Present an exact copy of each line below.

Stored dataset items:
---

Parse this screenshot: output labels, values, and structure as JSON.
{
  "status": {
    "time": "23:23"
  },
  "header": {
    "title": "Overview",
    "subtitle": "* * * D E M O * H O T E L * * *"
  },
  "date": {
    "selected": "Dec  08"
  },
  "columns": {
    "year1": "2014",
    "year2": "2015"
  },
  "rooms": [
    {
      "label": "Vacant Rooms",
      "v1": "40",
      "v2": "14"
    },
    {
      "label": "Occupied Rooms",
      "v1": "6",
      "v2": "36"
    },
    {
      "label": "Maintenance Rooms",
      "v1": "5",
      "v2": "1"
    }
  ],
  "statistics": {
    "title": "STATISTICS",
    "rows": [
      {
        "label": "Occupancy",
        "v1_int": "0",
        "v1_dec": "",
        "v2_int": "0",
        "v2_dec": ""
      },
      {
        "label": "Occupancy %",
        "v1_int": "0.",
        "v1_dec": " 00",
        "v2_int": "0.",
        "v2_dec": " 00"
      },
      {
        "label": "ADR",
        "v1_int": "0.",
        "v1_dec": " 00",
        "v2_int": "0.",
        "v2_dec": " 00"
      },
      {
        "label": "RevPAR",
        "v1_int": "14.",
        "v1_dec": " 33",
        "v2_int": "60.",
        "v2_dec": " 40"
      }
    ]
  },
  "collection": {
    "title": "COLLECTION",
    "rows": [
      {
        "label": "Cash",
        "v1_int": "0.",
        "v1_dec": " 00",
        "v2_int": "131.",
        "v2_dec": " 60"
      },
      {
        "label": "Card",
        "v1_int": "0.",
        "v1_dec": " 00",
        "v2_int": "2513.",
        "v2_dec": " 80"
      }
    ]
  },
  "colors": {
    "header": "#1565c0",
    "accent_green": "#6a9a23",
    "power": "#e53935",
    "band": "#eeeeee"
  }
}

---

**Exercise answer:**
Parse this screenshot: output labels, values, and structure as JSON.
{
  "status": {
    "time": "23:23"
  },
  "header": {
    "title": "Overview",
    "subtitle": "* * * D E M O * H O T E L * * *"
  },
  "date": {
    "selected": "Dec  08"
  },
  "columns": {
    "year1": "2014",
    "year2": "2015"
  },
  "rooms": [
    {
      "label": "Vacant Rooms",
      "v1": "40",
      "v2": "14"
    },
    {
      "label": "Occupied Rooms",
      "v1": "6",
      "v2": "36"
    },
    {
      "label": "Maintenance Rooms",
      "v1": "5",
      "v2": "1"
    }
  ],
  "statistics": {
    "title": "STATISTICS",
    "rows": [
      {
        "label": "Occupancy",
        "v1_int": "0",
        "v1_dec": "",
        "v2_int": "0",
        "v2_dec": ""
      },
      {
        "label": "Occupancy %",
        "v1_int": "0.",
        "v1_dec": " 00",
        "v2_int": "0.",
        "v2_dec": " 00"
      },
      {
        "label": "ADR",
        "v1_int": "0.",
        "v1_dec": " 00",
        "v2_int": "0.",
        "v2_dec": " 00"
      },
      {
        "label": "RevPAR",
        "v1_int": "14.",
        "v1_dec": " 33",
        "v2_int": "60.",
        "v2_dec": " 40"
      }
    ]
  },
  "collection": {
    "title": "COLLECTION",
    "rows": [
      {
        "label": "Cash",
        "v1_int": "0.",
        "v1_dec": " 00",
        "v2_int": "131.",
        "v2_dec": " 60"
      },
      {
        "label": "Card",
        "v1_int": "0.",
        "v1_dec": " 00",
        "v2_int": "2513.",
        "v2_dec": " 80"
      }
    ]
  },
  "colors": {
    "header": "#1565c0",
    "accent_green": "#6a9a23",
    "power": "#e53935",
    "band": "#eeeeee"
  }
}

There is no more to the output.